The report shows admissions results, the number of departments, community partnerships, donors and the number of faculty and staff.

Founded in 2015, the medical school is comprised of students from both rural and urban underserved communities, with all students from Washington.

Departments in the new medical college include nutrition and exercise physiology, speech and hearing sciences, biomedical sciences, and medical education and clinical sciences. Degrees offered include Doctor of Medicine, bachelor’s and master’s in nutrition and exercise physiology, and speech and hearing sciences.

“The $10 million budget that funded the medical school is used to support core medical education programs, salaries of faculties, and material expenses,” said James Zimmerman, vice dean of Administration, Accreditation and Finance.

He also said $3 million will be funded this year and the rest will be funded next year, all through state dollars.

The students of the inaugural class also have the opportunity to participate in the Scientific Wellness program through a partnership with Arivale, a biotechnology company located in Seattle.

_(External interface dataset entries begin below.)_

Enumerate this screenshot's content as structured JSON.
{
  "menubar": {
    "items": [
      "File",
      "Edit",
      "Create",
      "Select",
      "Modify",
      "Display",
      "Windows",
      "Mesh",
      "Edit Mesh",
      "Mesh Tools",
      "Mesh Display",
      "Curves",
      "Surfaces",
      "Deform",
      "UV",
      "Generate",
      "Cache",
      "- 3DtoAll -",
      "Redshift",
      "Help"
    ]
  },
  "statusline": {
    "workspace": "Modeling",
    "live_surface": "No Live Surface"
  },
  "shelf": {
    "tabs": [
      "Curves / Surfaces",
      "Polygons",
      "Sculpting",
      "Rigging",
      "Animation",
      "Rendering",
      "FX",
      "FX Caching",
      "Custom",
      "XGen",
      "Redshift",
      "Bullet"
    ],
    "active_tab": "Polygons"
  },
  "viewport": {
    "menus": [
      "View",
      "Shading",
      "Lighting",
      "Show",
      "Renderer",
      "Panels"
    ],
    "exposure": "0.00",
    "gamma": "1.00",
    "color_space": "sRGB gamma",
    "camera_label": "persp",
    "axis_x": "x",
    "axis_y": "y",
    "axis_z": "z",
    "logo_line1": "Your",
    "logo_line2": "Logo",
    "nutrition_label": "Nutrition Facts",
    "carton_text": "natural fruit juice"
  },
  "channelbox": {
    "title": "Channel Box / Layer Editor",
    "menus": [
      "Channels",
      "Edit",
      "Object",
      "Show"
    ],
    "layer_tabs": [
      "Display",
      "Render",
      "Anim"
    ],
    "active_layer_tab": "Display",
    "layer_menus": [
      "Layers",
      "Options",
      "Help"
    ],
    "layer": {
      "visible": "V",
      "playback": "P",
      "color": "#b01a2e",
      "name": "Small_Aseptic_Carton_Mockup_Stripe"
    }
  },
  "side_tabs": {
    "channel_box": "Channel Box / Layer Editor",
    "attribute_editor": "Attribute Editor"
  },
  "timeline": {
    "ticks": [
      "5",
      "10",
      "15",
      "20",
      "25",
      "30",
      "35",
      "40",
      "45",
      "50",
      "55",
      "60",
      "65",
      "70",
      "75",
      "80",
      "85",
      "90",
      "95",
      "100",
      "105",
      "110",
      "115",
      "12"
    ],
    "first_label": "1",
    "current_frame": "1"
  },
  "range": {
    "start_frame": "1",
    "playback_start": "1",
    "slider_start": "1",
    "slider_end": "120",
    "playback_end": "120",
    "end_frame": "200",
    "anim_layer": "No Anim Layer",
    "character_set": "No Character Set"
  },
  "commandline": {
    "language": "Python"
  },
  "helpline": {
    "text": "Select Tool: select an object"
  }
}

Zimmerman said that through the medical school’s partnership with Arivale, the faculty hopes that by directly exposing students to hands-on medicine, it would set them up in a unique position to keep them competent in their studies.

The Department of Medical Education and Clinical Sciences, created this year, plays a unique role of collaborating in interprofessional education and equipping medical students with clinical, research and technology skills.

“The biggest success of the Department of Medical Education and Clinical Sciences, is bringing forward the systematic curriculum to be responsible for delivering medical education,” Zimmerman said.

The Biomedical Sciences Department includes 15 principal investigators, with 40 scientific studies published.

Leslie Renouard, a Postdoctoral Research Associate in the Department of Biomedical Sciences, said through the school she researched the human brain.

“The most rewarding experience in my research on brain cell,” Renouard said, “is figuring out mechanisms for curing sleepwalk and sleep issues that would be beneficial to the community.”